*** Block opens ***

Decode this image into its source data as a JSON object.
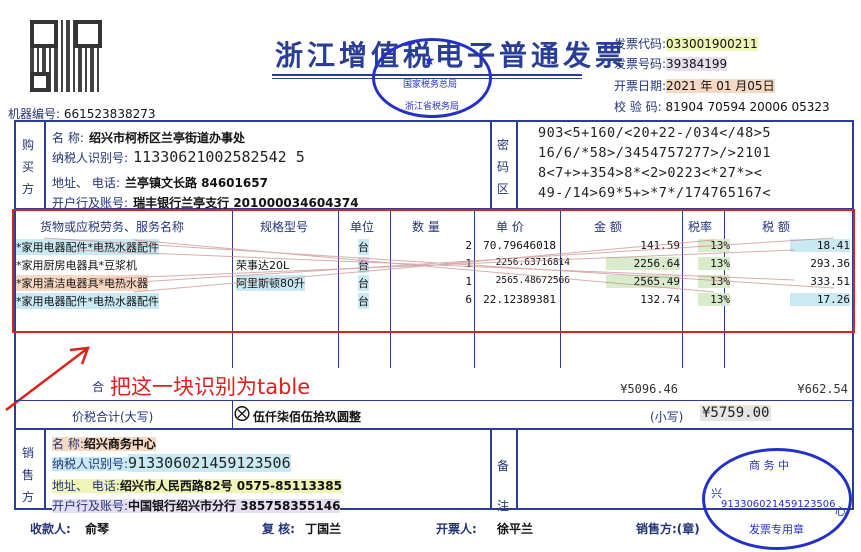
{
  "header": {
    "title": "浙江增值税电子普通发票",
    "machine_no_label": "机器编号:",
    "machine_no": "661523838273",
    "invoice_code_label": "发票代码:",
    "invoice_code": "033001900211",
    "invoice_no_label": "发票号码:",
    "invoice_no": "39384199",
    "date_label": "开票日期:",
    "date": "2021 年 01 月05日",
    "check_label": "校  验  码:",
    "check_code": "81904 70594 20006 05323"
  },
  "buyer": {
    "side_label": [
      "购",
      "买",
      "方"
    ],
    "name_label": "名        称:",
    "name": "绍兴市柯桥区兰亭街道办事处",
    "tax_label": "纳税人识别号:",
    "tax_id": "11330621002582542 5",
    "addr_label": "地址、    电话:",
    "addr": "兰亭镇文长路 84601657",
    "bank_label": "开户行及账号:",
    "bank": "瑞丰银行兰亭支行 201000034604374"
  },
  "cipher": {
    "side_label": [
      "密",
      "码",
      "区"
    ],
    "lines": [
      "903<5+160/<20+22-/034</48>5",
      "16/6/*58>/3454757277>/>2101",
      "8<7+>+354>8*<2>0223<*27*><",
      "49-/14>69*5+>*7*/174765167<"
    ]
  },
  "table": {
    "headers": [
      "货物或应税劳务、服务名称",
      "规格型号",
      "单位",
      "数 量",
      "单 价",
      "金 额",
      "税率",
      "税 额"
    ],
    "rows": [
      {
        "name": "*家用电器配件*电热水器配件",
        "spec": "",
        "unit": "台",
        "qty": "2",
        "price": "70.79646018",
        "amount": "141.59",
        "rate": "13%",
        "tax": "18.41"
      },
      {
        "name": "*家用厨房电器具*豆浆机",
        "spec": "荣事达20L",
        "unit": "台",
        "qty": "1",
        "price": "2256.63716814",
        "amount": "2256.64",
        "rate": "13%",
        "tax": "293.36"
      },
      {
        "name": "*家用清洁电器具*电热水器",
        "spec": "阿里斯顿80升",
        "unit": "台",
        "qty": "1",
        "price": "2565.48672566",
        "amount": "2565.49",
        "rate": "13%",
        "tax": "333.51"
      },
      {
        "name": "*家用电器配件*电热水器配件",
        "spec": "",
        "unit": "台",
        "qty": "6",
        "price": "22.12389381",
        "amount": "132.74",
        "rate": "13%",
        "tax": "17.26"
      }
    ],
    "total_label": "合",
    "total_amount": "¥5096.46",
    "total_tax": "¥662.54"
  },
  "annotation": {
    "text": "把这一块识别为table",
    "color": "#e0201c"
  },
  "grand_total": {
    "label": "价税合计(大写)",
    "upper_symbol": "⨂",
    "upper": "伍仟柒佰伍拾玖圆整",
    "lower_label": "(小写)",
    "lower": "¥5759.00"
  },
  "seller": {
    "side_label": [
      "销",
      "售",
      "方"
    ],
    "name_label": "名        称:",
    "name": "绍兴商务中心",
    "tax_label": "纳税人识别号:",
    "tax_id": "913306021459123506",
    "addr_label": "地址、    电话:",
    "addr": "绍兴市人民西路82号 0575-85113385",
    "bank_label": "开户行及账号:",
    "bank": "中国银行绍兴市分行 385758355146"
  },
  "remarks": {
    "side_label": [
      "备",
      "注"
    ]
  },
  "stamps": {
    "tax_bureau_top": "国家税务总局",
    "tax_bureau_bottom": "浙江省税务局",
    "seller_stamp_top": "商  务  中",
    "seller_stamp_id": "913306021459123506",
    "seller_stamp_bottom": "发票专用章",
    "seller_stamp_left": "兴",
    "seller_stamp_right": "心",
    "stamp_color": "#2530c8"
  },
  "footer": {
    "payee_label": "收款人:",
    "payee": "俞琴",
    "reviewer_label": "复  核:",
    "reviewer": "丁国兰",
    "issuer_label": "开票人:",
    "issuer": "徐平兰",
    "seller_label": "销售方:(章)"
  },
  "colors": {
    "frame": "#2a3e96",
    "highlight_yellow": "#eef5b5",
    "highlight_cyan": "#c9e9f3",
    "highlight_orange": "#f6d9c3",
    "highlight_purple": "#e6dff2",
    "highlight_green": "#d8ebcb"
  }
}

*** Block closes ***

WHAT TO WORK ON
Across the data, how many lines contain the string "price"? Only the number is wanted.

ANSWER FOR THE TASK
4